Also worth noting is that Shotgun Spratling of D1Baseball identified Christian Oppor, another lefty JuCo pitcher, as a Tar Heel commit in his Tweet about Oppor being drafted in the 5th round by the Chicago White Sox. I haven’t seen anything else about Oppor committing to the Tar Heels, and it’s a moot point regardless because nearly all fifth-round picks are going to sign.

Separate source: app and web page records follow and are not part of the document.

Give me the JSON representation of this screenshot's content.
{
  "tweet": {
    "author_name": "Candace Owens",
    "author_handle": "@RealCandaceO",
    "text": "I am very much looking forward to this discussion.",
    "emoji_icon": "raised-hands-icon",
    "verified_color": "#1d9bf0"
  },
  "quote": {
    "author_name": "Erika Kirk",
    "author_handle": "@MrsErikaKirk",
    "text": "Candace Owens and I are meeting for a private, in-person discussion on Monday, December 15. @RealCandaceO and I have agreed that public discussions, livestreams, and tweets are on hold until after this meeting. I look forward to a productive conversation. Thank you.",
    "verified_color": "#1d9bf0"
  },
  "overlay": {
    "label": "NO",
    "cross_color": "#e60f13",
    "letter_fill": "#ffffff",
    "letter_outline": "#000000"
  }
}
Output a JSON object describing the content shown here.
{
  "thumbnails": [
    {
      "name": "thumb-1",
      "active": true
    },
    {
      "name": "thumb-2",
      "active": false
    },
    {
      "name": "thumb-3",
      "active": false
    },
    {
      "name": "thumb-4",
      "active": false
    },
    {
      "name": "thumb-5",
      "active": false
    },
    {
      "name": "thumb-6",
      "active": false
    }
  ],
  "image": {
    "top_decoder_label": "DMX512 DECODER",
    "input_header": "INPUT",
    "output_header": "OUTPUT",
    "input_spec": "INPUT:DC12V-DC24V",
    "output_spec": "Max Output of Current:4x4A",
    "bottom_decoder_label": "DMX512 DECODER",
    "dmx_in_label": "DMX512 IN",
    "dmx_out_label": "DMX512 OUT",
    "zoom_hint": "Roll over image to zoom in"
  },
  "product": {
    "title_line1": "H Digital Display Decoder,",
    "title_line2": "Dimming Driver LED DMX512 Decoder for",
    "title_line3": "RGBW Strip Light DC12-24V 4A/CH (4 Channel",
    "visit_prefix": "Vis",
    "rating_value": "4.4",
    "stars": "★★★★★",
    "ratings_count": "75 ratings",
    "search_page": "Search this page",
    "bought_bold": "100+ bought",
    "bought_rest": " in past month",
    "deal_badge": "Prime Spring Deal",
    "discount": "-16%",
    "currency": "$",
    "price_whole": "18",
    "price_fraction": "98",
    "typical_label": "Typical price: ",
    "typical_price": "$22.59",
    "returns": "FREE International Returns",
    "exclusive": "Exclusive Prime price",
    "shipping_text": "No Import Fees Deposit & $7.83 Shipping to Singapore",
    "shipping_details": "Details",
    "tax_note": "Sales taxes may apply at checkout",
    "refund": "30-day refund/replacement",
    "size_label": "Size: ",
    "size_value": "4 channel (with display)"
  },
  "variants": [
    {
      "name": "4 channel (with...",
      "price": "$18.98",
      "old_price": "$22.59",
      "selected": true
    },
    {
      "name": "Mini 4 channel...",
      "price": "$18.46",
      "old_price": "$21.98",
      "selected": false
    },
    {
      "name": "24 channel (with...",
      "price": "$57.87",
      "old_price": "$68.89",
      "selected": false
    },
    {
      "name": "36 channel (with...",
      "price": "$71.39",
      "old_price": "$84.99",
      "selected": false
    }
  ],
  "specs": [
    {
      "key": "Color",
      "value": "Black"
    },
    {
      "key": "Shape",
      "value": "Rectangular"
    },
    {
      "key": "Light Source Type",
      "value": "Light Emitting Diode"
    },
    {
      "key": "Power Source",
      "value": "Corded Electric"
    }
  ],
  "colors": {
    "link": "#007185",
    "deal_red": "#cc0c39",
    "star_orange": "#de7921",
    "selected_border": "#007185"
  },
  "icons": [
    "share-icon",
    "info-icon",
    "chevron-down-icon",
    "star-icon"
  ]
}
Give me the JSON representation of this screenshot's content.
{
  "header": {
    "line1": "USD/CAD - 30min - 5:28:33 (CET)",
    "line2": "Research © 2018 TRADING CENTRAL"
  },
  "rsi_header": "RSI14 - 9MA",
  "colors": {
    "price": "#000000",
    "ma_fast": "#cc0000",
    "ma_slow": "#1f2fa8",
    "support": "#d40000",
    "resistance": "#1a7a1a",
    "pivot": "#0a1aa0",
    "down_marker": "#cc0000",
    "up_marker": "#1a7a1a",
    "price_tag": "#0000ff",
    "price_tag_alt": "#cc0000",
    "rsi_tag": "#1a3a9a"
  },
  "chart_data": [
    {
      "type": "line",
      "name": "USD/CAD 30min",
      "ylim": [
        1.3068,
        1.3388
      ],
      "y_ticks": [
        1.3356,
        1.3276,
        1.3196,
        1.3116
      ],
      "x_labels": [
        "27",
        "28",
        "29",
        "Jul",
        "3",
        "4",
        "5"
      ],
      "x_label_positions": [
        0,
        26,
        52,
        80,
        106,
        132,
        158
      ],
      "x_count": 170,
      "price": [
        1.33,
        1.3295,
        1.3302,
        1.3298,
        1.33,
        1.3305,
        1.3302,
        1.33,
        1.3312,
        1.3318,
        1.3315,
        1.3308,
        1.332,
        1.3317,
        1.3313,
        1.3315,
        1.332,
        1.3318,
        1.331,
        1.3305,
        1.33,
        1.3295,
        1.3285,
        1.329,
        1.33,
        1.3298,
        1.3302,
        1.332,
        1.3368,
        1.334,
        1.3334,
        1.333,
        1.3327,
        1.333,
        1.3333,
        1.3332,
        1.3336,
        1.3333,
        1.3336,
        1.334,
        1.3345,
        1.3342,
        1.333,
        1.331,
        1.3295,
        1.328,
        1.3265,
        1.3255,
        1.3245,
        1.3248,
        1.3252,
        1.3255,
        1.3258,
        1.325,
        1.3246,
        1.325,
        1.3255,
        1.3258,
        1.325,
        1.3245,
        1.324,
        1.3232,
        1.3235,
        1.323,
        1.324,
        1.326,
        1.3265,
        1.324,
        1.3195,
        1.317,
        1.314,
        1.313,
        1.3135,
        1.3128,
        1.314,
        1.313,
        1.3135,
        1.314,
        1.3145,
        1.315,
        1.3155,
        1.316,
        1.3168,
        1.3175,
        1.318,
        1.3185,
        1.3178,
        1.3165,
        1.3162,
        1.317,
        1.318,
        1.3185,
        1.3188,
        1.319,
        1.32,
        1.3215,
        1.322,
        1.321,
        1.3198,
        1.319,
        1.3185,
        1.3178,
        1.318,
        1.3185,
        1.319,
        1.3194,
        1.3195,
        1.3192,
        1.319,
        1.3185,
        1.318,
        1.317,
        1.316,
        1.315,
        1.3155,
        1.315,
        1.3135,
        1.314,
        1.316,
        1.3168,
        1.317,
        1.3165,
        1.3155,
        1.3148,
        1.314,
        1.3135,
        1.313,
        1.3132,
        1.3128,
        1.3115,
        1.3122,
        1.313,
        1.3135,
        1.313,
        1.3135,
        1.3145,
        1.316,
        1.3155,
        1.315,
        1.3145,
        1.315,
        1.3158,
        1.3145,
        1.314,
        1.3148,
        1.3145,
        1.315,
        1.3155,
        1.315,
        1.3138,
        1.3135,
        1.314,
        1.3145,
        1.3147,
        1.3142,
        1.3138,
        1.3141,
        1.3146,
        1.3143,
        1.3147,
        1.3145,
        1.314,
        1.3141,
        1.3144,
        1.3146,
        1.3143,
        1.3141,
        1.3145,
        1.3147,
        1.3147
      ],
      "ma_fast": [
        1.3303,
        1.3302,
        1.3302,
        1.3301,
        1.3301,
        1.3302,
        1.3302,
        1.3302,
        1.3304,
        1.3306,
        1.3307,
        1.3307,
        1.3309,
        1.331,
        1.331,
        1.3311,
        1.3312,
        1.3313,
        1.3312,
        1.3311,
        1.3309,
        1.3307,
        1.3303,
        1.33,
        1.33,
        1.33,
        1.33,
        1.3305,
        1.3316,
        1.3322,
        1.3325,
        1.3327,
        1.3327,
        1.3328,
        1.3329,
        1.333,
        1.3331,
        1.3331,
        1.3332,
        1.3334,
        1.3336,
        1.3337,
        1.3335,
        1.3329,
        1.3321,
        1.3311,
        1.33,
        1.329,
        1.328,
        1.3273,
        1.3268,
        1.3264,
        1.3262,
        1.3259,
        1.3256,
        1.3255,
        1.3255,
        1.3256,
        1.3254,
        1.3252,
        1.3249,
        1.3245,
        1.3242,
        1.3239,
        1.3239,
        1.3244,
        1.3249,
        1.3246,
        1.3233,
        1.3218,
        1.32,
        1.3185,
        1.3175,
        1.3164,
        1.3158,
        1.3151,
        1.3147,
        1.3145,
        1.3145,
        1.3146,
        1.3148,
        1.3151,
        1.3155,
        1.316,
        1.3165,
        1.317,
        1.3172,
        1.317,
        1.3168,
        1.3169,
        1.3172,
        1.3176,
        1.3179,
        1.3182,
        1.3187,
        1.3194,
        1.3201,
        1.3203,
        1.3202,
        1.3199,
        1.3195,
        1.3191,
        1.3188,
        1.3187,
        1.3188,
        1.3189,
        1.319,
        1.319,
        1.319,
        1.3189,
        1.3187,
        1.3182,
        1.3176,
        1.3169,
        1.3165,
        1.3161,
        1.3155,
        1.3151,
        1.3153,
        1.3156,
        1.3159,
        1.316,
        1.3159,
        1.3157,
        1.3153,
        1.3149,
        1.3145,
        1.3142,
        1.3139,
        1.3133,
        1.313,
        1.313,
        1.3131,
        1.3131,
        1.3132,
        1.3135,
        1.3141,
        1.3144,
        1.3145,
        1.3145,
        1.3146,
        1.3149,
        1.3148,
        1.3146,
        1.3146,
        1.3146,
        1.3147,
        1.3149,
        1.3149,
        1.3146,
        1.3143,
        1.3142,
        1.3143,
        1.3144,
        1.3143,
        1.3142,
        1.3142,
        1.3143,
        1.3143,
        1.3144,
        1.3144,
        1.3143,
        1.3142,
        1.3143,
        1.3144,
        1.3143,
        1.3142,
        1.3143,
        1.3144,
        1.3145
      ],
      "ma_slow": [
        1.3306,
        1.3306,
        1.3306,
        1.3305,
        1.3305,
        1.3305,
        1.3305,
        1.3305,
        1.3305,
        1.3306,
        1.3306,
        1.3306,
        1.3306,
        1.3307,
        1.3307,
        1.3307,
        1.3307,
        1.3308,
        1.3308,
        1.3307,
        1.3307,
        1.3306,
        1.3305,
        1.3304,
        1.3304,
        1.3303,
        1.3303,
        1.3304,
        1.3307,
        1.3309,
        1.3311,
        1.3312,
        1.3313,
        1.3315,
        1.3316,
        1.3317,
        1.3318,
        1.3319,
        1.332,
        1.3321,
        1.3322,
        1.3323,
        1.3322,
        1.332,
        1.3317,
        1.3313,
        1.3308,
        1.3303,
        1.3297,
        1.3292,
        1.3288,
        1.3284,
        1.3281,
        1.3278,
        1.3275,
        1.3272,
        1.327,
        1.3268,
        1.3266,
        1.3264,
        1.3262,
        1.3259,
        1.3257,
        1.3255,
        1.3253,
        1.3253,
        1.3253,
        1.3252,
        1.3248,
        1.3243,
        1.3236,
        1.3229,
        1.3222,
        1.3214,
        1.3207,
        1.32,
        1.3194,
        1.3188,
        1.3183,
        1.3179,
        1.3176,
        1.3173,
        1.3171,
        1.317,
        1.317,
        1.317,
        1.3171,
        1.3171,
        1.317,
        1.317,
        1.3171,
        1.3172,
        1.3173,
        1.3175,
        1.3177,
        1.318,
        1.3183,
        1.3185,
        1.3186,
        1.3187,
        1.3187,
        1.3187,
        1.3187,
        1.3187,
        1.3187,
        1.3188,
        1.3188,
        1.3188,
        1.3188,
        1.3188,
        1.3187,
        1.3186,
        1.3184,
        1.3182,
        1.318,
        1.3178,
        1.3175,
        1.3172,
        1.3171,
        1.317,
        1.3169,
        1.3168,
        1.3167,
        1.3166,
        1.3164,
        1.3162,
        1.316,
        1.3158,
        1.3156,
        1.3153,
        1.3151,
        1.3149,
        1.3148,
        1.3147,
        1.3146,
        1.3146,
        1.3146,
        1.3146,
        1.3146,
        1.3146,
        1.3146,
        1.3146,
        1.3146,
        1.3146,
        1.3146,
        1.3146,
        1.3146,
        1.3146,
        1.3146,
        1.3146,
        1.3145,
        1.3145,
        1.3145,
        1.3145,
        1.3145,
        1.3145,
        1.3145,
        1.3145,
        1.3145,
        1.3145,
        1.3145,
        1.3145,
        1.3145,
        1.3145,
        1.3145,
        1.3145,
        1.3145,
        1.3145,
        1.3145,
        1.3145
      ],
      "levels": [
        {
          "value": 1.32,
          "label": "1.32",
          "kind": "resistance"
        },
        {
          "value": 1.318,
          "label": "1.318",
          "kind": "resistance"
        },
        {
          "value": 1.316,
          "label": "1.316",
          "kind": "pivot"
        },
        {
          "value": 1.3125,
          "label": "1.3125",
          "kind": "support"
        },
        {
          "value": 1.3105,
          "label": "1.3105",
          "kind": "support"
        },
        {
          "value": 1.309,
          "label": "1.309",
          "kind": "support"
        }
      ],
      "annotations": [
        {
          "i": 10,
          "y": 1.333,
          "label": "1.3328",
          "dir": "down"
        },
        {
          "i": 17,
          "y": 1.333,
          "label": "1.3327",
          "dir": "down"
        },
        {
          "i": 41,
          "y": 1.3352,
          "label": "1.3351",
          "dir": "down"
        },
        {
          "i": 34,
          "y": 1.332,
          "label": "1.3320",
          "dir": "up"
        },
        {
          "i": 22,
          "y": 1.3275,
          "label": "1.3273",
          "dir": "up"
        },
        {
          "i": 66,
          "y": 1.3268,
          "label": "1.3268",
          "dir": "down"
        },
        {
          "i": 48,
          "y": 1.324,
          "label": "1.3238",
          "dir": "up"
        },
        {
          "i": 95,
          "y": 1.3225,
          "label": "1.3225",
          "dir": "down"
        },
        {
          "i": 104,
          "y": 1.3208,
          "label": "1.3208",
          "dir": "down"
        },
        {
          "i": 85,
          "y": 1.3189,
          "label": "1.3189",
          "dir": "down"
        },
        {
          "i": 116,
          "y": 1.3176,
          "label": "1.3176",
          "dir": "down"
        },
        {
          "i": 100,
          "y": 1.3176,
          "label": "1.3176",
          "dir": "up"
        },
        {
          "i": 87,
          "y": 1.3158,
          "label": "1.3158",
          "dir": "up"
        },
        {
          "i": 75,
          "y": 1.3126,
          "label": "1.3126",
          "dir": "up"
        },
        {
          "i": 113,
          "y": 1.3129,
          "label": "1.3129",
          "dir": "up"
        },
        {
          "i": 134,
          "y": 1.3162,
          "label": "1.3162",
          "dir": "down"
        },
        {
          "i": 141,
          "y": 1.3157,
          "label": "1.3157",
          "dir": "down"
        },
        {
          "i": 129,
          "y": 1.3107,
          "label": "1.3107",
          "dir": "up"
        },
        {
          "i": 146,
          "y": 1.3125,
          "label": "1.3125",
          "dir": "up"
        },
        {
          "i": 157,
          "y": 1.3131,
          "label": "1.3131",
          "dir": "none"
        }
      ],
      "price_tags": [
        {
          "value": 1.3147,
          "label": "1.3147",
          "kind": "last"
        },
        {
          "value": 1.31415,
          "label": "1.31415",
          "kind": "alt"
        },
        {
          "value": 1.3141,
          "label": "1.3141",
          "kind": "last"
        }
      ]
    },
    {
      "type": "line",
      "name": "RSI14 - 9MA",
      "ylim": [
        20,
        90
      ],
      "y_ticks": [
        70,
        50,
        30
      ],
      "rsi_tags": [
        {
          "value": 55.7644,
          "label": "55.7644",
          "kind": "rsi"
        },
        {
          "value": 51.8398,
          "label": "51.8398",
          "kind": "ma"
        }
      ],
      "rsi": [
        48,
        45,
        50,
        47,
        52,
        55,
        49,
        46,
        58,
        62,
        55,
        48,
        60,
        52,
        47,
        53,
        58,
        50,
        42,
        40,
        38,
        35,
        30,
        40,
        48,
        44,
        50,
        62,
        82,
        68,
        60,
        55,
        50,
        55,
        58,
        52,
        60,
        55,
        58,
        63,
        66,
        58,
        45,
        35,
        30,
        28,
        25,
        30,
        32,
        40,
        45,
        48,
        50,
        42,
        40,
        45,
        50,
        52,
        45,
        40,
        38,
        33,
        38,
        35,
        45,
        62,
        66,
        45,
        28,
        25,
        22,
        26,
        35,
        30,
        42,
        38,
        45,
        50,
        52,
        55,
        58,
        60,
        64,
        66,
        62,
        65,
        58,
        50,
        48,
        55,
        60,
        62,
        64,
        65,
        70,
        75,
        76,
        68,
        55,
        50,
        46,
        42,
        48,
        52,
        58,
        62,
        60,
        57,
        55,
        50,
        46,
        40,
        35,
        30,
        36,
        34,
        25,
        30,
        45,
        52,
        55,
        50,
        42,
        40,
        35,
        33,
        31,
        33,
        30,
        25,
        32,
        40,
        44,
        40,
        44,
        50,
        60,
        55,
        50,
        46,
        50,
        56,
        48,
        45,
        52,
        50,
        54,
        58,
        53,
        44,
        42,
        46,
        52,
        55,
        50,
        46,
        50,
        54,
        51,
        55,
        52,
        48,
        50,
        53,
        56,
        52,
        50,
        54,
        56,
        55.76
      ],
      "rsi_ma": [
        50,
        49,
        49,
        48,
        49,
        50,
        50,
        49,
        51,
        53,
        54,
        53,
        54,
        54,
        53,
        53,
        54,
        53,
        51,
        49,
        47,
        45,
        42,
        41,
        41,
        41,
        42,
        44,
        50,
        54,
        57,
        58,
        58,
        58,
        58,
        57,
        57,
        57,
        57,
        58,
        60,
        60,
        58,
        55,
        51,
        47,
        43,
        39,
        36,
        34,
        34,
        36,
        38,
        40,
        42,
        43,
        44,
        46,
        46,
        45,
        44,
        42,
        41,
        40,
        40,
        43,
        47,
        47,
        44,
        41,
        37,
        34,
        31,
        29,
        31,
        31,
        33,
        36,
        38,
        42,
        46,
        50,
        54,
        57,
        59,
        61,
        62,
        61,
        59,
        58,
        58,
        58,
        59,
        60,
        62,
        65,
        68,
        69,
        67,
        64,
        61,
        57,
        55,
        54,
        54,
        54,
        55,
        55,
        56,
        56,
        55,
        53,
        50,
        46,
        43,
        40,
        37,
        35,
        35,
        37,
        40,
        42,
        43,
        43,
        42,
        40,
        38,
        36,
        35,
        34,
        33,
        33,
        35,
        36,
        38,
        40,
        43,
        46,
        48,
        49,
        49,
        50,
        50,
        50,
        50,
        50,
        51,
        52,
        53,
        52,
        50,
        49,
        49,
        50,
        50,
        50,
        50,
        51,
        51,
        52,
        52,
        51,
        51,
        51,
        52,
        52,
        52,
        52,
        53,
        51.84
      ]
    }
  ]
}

Current Tar Heels who notably went undrafted include second baseman Jackson Van de Brake, the team leader in on-base percentage who flashed real power early in the season, starting pitcher Connor Bovair, and big relief pitcher Ben Peterson, who should give a boost to next year’s squad as seniors. And although Hope and Jenkins were drafted, the UNC recruiting class was much less affected by the draft than it could have been: any combination of pitcher Jason Decaro (208th-ranked high school prospect by Perfect Game), pitcher Boston Flannery (256th), pitcher Francesco Capocci (133rd), catcher Luke Stevenson (127th), infielder Gavin Gallagher (149th), and outfielder/football recruit Kaleb Cost (233rd) could have been drafted, and none were, which probably means most-to-all of them informed teams it wasn’t worth taking them beyond a certain point because they want to come to UNC. Perfect Game ranks the Heels’ class 10th in the country and 2nd in the ACC, the best they’ve been since the #1-ranked 2016 class that yielded Michael Busch, Austin Bergner, Luca Dalatri, Brandon Martorano, and a whole bunch of other standout players who helped the Heels to their latest College World Series appearance, in 2018. We can only hope this class has a similar impact.